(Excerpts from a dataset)

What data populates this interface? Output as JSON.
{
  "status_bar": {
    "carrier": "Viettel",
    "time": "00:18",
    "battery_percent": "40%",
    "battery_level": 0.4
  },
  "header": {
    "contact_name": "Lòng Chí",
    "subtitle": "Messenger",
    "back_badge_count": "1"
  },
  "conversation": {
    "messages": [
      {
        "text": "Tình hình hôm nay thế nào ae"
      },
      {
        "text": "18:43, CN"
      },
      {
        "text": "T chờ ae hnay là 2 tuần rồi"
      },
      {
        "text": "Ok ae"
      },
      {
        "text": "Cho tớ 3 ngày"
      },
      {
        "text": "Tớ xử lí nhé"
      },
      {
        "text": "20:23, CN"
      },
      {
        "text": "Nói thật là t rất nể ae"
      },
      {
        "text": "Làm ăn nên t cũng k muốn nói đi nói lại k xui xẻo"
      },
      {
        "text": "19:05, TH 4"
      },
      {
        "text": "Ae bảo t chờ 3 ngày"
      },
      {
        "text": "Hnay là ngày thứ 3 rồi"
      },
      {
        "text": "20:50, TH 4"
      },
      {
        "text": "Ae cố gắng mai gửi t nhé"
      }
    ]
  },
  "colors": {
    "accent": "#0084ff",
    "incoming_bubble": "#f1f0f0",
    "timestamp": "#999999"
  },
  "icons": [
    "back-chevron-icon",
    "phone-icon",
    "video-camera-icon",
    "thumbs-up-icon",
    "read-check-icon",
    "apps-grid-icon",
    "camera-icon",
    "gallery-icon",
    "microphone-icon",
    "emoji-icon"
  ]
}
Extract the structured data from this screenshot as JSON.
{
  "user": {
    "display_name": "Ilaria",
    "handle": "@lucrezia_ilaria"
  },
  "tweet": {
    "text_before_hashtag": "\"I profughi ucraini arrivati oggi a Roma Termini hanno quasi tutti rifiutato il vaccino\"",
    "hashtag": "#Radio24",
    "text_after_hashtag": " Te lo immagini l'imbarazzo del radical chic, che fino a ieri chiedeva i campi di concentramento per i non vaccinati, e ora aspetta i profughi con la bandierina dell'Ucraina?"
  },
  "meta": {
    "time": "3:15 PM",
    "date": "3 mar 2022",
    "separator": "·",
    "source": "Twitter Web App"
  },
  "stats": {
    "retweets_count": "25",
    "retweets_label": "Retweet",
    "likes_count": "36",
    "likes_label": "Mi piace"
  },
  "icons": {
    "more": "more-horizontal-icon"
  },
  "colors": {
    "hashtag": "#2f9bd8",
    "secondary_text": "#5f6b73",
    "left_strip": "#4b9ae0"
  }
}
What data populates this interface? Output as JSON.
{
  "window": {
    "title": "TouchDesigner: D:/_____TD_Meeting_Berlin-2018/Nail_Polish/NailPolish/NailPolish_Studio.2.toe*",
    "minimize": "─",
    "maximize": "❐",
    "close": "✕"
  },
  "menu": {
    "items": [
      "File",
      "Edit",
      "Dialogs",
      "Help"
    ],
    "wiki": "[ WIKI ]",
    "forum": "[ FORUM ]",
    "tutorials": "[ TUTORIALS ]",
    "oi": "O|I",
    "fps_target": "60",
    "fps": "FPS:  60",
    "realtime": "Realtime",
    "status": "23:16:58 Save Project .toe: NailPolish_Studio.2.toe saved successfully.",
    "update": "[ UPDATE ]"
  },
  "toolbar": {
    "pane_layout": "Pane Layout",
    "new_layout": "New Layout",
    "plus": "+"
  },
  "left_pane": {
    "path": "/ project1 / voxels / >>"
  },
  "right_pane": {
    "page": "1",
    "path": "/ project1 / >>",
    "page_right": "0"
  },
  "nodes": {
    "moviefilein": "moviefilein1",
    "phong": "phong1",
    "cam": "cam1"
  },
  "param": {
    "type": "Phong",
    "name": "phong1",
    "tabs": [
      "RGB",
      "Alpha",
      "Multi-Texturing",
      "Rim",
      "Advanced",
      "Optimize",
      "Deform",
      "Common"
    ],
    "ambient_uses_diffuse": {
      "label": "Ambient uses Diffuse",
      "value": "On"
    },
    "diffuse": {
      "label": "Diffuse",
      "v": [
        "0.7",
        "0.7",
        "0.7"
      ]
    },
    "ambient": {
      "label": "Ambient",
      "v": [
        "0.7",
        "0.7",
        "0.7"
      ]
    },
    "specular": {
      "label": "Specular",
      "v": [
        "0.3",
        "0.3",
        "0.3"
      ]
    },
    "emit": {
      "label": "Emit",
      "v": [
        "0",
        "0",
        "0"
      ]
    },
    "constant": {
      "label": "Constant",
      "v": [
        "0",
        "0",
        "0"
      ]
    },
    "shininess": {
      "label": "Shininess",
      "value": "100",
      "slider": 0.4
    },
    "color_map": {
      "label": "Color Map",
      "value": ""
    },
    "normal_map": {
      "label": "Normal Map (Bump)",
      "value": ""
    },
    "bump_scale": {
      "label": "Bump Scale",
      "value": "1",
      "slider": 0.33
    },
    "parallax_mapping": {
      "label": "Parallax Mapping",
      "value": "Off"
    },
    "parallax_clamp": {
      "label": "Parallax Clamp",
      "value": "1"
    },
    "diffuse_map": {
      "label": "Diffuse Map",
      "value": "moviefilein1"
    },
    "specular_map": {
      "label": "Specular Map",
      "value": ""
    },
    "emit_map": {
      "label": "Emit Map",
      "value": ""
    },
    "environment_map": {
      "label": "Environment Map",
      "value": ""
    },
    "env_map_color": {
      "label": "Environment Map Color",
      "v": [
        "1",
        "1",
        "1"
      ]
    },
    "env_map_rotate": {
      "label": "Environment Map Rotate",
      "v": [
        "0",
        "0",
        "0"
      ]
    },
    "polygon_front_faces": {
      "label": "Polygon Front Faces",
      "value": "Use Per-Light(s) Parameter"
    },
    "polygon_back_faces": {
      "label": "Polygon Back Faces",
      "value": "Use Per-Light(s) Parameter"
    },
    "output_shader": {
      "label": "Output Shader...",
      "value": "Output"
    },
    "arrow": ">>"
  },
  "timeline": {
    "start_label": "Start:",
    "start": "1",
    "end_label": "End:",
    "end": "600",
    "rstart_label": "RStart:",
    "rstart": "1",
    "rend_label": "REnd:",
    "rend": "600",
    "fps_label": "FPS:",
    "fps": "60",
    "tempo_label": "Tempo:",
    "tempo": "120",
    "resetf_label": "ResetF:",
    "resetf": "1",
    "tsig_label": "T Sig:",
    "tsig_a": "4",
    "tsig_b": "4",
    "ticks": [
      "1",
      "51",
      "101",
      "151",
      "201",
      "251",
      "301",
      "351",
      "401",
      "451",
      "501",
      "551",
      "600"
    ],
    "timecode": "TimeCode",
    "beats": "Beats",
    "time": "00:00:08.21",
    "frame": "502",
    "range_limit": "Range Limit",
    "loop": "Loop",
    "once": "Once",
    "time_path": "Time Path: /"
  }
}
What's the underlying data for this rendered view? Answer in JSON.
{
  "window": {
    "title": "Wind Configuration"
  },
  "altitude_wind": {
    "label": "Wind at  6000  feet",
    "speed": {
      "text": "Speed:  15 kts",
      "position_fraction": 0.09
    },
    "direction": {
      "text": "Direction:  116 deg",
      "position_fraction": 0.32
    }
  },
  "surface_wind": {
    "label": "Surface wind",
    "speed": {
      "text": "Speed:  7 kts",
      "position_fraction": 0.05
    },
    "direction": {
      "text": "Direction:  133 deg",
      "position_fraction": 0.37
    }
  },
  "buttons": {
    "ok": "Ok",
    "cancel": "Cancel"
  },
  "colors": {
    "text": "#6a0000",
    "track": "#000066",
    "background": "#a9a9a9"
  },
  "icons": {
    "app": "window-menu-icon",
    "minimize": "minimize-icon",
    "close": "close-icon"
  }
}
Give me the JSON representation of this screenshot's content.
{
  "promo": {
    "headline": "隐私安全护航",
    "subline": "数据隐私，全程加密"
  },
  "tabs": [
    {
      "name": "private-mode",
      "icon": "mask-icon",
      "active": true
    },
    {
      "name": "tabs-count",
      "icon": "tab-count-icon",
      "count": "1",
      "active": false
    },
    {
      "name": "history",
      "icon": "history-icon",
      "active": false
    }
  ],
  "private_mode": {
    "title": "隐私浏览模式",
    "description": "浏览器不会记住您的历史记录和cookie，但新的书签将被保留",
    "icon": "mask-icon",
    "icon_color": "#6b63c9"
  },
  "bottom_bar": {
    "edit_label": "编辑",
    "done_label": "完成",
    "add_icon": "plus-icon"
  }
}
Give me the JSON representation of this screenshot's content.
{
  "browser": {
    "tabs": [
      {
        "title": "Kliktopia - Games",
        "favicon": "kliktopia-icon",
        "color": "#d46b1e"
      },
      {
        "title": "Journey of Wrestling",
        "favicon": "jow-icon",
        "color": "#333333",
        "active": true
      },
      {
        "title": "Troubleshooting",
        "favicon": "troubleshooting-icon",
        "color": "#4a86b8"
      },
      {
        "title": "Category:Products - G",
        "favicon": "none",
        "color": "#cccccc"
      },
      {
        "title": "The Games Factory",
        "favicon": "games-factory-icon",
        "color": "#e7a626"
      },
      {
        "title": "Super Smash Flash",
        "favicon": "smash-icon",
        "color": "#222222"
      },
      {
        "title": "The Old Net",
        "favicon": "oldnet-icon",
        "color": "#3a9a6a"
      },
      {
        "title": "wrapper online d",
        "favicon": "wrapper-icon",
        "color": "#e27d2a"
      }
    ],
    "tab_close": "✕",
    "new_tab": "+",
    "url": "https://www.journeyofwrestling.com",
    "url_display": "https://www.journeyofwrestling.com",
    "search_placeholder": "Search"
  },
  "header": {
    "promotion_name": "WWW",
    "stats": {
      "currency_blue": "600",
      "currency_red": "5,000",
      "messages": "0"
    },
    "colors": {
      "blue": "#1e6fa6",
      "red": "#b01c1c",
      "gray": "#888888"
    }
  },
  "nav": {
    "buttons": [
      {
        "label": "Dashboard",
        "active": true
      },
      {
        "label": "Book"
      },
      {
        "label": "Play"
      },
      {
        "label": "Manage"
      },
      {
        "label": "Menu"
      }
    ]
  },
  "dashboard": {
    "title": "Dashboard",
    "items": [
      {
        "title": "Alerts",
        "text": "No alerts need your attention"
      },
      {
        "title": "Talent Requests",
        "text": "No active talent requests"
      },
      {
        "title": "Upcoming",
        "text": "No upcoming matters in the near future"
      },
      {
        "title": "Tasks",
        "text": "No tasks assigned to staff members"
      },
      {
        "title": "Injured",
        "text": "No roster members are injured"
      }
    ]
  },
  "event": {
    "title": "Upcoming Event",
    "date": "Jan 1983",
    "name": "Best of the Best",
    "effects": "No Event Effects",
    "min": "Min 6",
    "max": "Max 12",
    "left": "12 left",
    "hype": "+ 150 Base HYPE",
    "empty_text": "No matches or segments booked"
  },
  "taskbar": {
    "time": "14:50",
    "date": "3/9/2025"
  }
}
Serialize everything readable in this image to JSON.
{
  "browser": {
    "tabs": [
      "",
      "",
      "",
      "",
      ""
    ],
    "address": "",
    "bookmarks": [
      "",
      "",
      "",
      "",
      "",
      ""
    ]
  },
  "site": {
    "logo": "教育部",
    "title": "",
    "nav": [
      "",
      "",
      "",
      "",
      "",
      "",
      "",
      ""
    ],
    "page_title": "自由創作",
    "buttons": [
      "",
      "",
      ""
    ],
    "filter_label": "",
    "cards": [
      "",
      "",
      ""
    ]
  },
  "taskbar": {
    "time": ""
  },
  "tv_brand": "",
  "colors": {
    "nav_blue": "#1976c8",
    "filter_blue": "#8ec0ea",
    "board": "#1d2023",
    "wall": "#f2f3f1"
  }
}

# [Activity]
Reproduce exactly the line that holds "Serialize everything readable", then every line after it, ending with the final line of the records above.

# [Exercise answer]
Serialize everything readable in this image to JSON.
{
  "browser": {
    "tabs": [
      "",
      "",
      "",
      "",
      ""
    ],
    "address": "",
    "bookmarks": [
      "",
      "",
      "",
      "",
      "",
      ""
    ]
  },
  "site": {
    "logo": "教育部",
    "title": "",
    "nav": [
      "",
      "",
      "",
      "",
      "",
      "",
      "",
      ""
    ],
    "page_title": "自由創作",
    "buttons": [
      "",
      "",
      ""
    ],
    "filter_label": "",
    "cards": [
      "",
      "",
      ""
    ]
  },
  "taskbar": {
    "time": ""
  },
  "tv_brand": "",
  "colors": {
    "nav_blue": "#1976c8",
    "filter_blue": "#8ec0ea",
    "board": "#1d2023",
    "wall": "#f2f3f1"
  }
}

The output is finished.